» PROMPT:
Your answer should consist of every line in the records that holds "Woodland".

□ □ □

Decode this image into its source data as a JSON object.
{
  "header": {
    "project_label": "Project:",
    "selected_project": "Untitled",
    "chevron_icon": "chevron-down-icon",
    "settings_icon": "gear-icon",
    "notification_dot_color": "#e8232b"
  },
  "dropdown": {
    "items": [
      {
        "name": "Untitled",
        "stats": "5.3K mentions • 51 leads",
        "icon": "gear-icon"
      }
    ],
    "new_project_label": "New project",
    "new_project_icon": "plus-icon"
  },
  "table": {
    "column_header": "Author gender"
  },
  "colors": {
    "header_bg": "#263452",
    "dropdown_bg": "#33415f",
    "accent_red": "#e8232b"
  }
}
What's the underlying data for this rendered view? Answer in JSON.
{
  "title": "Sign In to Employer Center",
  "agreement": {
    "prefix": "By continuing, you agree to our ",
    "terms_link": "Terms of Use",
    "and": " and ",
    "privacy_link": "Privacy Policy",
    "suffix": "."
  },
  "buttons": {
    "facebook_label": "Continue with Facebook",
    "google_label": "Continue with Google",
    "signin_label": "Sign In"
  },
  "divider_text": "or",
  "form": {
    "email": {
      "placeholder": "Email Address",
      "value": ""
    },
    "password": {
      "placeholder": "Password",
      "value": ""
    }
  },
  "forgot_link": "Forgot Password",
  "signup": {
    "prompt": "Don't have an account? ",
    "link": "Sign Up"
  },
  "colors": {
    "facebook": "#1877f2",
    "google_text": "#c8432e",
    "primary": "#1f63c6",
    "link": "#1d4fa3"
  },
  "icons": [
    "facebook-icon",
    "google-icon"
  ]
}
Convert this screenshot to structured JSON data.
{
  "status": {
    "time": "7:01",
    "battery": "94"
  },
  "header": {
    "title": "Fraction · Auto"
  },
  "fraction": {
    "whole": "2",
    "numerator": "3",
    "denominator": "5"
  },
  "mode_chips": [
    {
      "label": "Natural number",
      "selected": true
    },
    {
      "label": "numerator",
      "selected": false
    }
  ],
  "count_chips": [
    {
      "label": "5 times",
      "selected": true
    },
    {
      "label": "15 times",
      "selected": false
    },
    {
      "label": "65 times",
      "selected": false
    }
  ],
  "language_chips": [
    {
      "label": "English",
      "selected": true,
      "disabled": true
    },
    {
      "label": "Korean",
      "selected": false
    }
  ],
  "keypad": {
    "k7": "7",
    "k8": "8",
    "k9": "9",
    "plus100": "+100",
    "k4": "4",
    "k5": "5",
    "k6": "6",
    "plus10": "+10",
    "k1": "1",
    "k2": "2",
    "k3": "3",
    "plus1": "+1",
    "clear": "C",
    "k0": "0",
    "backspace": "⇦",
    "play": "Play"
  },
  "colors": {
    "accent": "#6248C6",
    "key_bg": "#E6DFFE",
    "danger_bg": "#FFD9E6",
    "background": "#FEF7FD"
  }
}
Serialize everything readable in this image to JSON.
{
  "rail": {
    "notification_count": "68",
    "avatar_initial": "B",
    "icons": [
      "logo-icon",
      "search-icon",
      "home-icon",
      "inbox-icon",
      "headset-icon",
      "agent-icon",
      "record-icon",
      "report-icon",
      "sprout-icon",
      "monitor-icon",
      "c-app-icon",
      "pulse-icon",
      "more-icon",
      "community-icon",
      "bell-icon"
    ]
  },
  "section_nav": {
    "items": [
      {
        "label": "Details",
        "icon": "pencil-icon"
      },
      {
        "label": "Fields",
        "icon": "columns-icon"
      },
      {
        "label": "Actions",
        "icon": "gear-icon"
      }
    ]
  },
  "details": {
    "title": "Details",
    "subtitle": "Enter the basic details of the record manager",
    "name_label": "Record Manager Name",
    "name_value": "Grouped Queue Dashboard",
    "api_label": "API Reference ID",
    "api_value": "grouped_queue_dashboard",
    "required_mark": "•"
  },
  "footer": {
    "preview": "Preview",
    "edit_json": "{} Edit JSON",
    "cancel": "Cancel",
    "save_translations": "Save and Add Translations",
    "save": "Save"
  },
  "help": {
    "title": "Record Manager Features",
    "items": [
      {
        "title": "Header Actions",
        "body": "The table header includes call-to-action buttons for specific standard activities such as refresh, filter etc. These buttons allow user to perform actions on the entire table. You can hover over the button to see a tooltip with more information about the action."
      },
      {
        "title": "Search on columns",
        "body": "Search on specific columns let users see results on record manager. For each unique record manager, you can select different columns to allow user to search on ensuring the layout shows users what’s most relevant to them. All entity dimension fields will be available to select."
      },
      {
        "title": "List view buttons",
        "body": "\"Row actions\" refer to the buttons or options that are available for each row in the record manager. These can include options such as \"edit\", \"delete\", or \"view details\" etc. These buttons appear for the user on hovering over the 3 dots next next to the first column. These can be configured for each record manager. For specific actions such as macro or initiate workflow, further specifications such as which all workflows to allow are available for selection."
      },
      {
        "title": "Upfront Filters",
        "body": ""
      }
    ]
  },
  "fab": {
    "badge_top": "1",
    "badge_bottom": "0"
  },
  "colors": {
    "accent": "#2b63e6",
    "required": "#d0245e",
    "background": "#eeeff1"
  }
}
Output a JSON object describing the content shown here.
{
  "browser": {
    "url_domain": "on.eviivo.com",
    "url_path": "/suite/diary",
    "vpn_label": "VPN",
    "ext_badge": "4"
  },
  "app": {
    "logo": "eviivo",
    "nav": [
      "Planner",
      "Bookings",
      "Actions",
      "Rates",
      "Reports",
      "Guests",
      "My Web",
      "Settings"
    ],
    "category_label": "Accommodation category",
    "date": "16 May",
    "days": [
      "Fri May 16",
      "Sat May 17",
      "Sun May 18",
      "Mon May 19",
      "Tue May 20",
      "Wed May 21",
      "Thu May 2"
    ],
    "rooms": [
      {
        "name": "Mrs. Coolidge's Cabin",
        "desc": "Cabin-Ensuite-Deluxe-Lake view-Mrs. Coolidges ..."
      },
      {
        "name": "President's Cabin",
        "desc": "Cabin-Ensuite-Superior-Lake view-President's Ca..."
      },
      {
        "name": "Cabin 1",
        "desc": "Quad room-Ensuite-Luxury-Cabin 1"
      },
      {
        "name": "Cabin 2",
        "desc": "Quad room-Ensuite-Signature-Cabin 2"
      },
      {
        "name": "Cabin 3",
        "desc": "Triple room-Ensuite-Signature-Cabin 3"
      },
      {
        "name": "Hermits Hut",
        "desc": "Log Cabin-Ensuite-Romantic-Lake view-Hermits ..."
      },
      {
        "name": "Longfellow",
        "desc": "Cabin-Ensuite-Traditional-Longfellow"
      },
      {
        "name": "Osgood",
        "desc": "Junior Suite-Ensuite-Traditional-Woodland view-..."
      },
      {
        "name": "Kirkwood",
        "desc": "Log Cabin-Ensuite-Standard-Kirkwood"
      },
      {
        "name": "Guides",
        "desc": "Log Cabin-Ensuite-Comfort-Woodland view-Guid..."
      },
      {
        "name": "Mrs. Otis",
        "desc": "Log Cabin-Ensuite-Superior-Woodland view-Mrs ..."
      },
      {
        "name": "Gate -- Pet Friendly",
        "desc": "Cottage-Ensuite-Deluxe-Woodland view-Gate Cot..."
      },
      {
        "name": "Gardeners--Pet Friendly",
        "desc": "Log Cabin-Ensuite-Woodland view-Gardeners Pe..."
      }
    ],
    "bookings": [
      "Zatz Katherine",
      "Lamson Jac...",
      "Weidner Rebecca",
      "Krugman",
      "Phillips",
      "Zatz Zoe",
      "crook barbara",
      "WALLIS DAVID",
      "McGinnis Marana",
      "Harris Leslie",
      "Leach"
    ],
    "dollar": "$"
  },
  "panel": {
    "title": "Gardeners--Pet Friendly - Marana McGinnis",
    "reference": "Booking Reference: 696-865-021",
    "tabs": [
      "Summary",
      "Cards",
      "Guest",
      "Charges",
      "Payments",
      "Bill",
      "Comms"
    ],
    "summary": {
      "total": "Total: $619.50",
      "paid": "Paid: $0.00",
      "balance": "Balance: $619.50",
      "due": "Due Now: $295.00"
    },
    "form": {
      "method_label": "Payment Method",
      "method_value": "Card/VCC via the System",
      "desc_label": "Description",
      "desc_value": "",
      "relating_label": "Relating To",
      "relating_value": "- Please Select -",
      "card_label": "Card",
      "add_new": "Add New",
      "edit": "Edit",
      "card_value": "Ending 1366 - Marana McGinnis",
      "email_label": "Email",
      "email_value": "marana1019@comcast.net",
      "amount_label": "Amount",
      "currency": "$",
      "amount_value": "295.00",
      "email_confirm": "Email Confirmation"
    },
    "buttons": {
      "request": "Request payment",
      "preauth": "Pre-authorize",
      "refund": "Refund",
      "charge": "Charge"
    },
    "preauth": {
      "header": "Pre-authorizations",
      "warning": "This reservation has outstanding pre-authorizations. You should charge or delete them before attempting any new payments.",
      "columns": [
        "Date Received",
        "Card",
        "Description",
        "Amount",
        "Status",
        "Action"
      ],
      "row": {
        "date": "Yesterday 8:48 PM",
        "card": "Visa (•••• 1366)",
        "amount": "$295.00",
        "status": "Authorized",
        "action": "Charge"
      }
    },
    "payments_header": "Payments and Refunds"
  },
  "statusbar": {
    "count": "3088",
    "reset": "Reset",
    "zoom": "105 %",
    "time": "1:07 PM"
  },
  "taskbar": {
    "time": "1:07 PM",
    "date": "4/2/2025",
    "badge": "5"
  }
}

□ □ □

» SOLUTION TO THIS EXERCISE:
        "desc": "Junior Suite-Ensuite-Traditional-Woodland view-..."
        "desc": "Log Cabin-Ensuite-Comfort-Woodland view-Guid..."
        "desc": "Log Cabin-Ensuite-Superior-Woodland view-Mrs ..."
        "desc": "Cottage-Ensuite-Deluxe-Woodland view-Gate Cot..."
        "desc": "Log Cabin-Ensuite-Woodland view-Gardeners Pe..."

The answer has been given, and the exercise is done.